◆ Exercise directions ◆
Produce an exact copy of all records below.
::: Provided entries
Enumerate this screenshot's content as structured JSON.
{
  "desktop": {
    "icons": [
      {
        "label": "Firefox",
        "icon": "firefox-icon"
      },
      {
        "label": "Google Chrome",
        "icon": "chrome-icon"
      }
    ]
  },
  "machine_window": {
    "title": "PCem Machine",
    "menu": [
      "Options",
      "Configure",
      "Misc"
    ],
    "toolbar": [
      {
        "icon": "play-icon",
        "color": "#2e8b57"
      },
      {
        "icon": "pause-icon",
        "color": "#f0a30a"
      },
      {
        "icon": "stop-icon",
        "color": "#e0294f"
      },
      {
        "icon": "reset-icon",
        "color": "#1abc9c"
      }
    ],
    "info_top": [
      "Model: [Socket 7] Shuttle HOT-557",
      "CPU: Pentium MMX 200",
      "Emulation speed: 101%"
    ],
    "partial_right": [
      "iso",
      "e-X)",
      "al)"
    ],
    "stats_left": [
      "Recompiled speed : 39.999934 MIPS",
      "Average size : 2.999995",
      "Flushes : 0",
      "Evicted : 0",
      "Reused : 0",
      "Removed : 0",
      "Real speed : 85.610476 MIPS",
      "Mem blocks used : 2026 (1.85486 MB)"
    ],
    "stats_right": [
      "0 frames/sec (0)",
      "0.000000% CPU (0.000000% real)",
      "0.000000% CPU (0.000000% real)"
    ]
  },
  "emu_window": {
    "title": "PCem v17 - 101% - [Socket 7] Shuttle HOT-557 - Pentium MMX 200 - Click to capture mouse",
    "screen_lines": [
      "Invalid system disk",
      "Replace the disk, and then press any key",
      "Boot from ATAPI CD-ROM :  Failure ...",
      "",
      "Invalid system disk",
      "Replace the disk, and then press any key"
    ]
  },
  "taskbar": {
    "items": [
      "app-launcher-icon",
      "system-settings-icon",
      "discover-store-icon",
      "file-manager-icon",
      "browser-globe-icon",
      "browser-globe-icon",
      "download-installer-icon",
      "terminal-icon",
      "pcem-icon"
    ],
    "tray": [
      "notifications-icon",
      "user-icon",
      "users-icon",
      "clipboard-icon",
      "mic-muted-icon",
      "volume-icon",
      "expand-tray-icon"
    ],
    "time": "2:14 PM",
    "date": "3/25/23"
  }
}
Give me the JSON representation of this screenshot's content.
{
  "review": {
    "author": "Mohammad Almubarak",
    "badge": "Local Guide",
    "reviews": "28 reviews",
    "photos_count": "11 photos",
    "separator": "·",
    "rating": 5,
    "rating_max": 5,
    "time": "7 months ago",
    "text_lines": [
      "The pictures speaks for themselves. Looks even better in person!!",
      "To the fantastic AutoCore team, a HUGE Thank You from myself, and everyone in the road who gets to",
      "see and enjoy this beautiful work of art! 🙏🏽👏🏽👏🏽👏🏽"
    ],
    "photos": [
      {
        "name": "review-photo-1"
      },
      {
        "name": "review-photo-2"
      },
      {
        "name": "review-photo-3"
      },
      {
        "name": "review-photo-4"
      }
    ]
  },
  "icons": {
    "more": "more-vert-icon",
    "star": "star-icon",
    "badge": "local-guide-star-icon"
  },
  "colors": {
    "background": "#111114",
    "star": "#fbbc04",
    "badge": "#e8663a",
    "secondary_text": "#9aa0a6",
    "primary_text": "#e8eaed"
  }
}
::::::
◆ Exercise output ◆
Enumerate this screenshot's content as structured JSON.
{
  "desktop": {
    "icons": [
      {
        "label": "Firefox",
        "icon": "firefox-icon"
      },
      {
        "label": "Google Chrome",
        "icon": "chrome-icon"
      }
    ]
  },
  "machine_window": {
    "title": "PCem Machine",
    "menu": [
      "Options",
      "Configure",
      "Misc"
    ],
    "toolbar": [
      {
        "icon": "play-icon",
        "color": "#2e8b57"
      },
      {
        "icon": "pause-icon",
        "color": "#f0a30a"
      },
      {
        "icon": "stop-icon",
        "color": "#e0294f"
      },
      {
        "icon": "reset-icon",
        "color": "#1abc9c"
      }
    ],
    "info_top": [
      "Model: [Socket 7] Shuttle HOT-557",
      "CPU: Pentium MMX 200",
      "Emulation speed: 101%"
    ],
    "partial_right": [
      "iso",
      "e-X)",
      "al)"
    ],
    "stats_left": [
      "Recompiled speed : 39.999934 MIPS",
      "Average size : 2.999995",
      "Flushes : 0",
      "Evicted : 0",
      "Reused : 0",
      "Removed : 0",
      "Real speed : 85.610476 MIPS",
      "Mem blocks used : 2026 (1.85486 MB)"
    ],
    "stats_right": [
      "0 frames/sec (0)",
      "0.000000% CPU (0.000000% real)",
      "0.000000% CPU (0.000000% real)"
    ]
  },
  "emu_window": {
    "title": "PCem v17 - 101% - [Socket 7] Shuttle HOT-557 - Pentium MMX 200 - Click to capture mouse",
    "screen_lines": [
      "Invalid system disk",
      "Replace the disk, and then press any key",
      "Boot from ATAPI CD-ROM :  Failure ...",
      "",
      "Invalid system disk",
      "Replace the disk, and then press any key"
    ]
  },
  "taskbar": {
    "items": [
      "app-launcher-icon",
      "system-settings-icon",
      "discover-store-icon",
      "file-manager-icon",
      "browser-globe-icon",
      "browser-globe-icon",
      "download-installer-icon",
      "terminal-icon",
      "pcem-icon"
    ],
    "tray": [
      "notifications-icon",
      "user-icon",
      "users-icon",
      "clipboard-icon",
      "mic-muted-icon",
      "volume-icon",
      "expand-tray-icon"
    ],
    "time": "2:14 PM",
    "date": "3/25/23"
  }
}
Give me the JSON representation of this screenshot's content.
{
  "review": {
    "author": "Mohammad Almubarak",
    "badge": "Local Guide",
    "reviews": "28 reviews",
    "photos_count": "11 photos",
    "separator": "·",
    "rating": 5,
    "rating_max": 5,
    "time": "7 months ago",
    "text_lines": [
      "The pictures speaks for themselves. Looks even better in person!!",
      "To the fantastic AutoCore team, a HUGE Thank You from myself, and everyone in the road who gets to",
      "see and enjoy this beautiful work of art! 🙏🏽👏🏽👏🏽👏🏽"
    ],
    "photos": [
      {
        "name": "review-photo-1"
      },
      {
        "name": "review-photo-2"
      },
      {
        "name": "review-photo-3"
      },
      {
        "name": "review-photo-4"
      }
    ]
  },
  "icons": {
    "more": "more-vert-icon",
    "star": "star-icon",
    "badge": "local-guide-star-icon"
  },
  "colors": {
    "background": "#111114",
    "star": "#fbbc04",
    "badge": "#e8663a",
    "secondary_text": "#9aa0a6",
    "primary_text": "#e8eaed"
  }
}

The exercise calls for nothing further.